Task brief: Copy every entry verbatim and skip the pictures.
|---|
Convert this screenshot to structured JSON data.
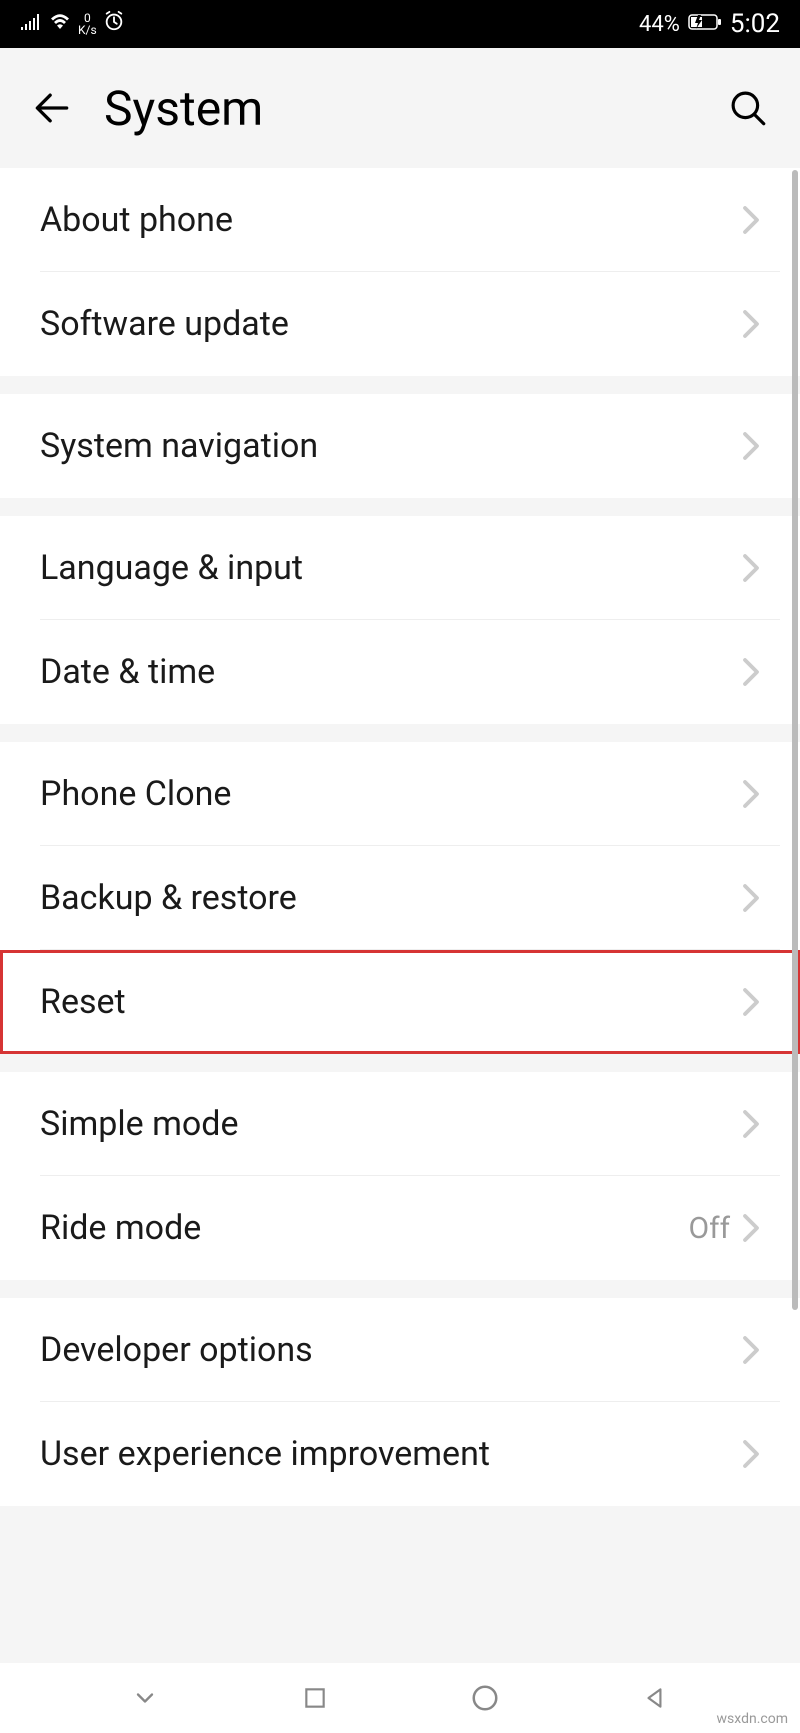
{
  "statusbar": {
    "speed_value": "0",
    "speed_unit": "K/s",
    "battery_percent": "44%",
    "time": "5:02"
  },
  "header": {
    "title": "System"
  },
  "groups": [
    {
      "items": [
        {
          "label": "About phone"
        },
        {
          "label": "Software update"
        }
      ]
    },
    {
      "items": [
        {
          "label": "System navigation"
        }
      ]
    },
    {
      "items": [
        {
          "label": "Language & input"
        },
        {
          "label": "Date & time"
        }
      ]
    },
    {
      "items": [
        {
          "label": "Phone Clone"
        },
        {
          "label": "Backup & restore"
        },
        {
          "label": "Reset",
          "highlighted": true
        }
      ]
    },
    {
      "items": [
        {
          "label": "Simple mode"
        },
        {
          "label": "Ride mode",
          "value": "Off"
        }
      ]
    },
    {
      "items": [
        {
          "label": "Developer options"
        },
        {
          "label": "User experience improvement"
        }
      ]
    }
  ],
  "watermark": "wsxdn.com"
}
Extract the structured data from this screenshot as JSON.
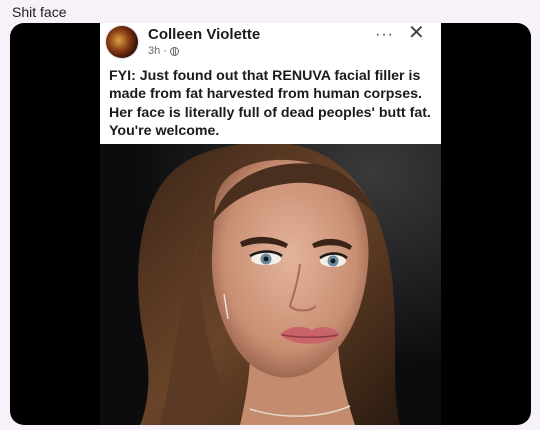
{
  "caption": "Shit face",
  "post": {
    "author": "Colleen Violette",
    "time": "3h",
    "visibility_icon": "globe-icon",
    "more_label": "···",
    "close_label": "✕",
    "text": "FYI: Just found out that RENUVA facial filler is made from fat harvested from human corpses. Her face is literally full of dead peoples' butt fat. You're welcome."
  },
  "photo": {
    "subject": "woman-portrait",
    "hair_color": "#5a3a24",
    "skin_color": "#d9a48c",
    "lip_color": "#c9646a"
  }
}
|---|
Output of the exercise:
Convert this screenshot to structured JSON data.
{
  "statusbar": {
    "speed_value": "0",
    "speed_unit": "K/s",
    "battery_percent": "44%",
    "time": "5:02"
  },
  "header": {
    "title": "System"
  },
  "groups": [
    {
      "items": [
        {
          "label": "About phone"
        },
        {
          "label": "Software update"
        }
      ]
    },
    {
      "items": [
        {
          "label": "System navigation"
        }
      ]
    },
    {
      "items": [
        {
          "label": "Language & input"
        },
        {
          "label": "Date & time"
        }
      ]
    },
    {
      "items": [
        {
          "label": "Phone Clone"
        },
        {
          "label": "Backup & restore"
        },
        {
          "label": "Reset",
          "highlighted": true
        }
      ]
    },
    {
      "items": [
        {
          "label": "Simple mode"
        },
        {
          "label": "Ride mode",
          "value": "Off"
        }
      ]
    },
    {
      "items": [
        {
          "label": "Developer options"
        },
        {
          "label": "User experience improvement"
        }
      ]
    }
  ],
  "watermark": "wsxdn.com"
}
Extract the structured data from this screenshot as JSON.
{
  "caption": "Shit face",
  "post": {
    "author": "Colleen Violette",
    "time": "3h",
    "visibility_icon": "globe-icon",
    "more_label": "···",
    "close_label": "✕",
    "text": "FYI: Just found out that RENUVA facial filler is made from fat harvested from human corpses. Her face is literally full of dead peoples' butt fat. You're welcome."
  },
  "photo": {
    "subject": "woman-portrait",
    "hair_color": "#5a3a24",
    "skin_color": "#d9a48c",
    "lip_color": "#c9646a"
  }
}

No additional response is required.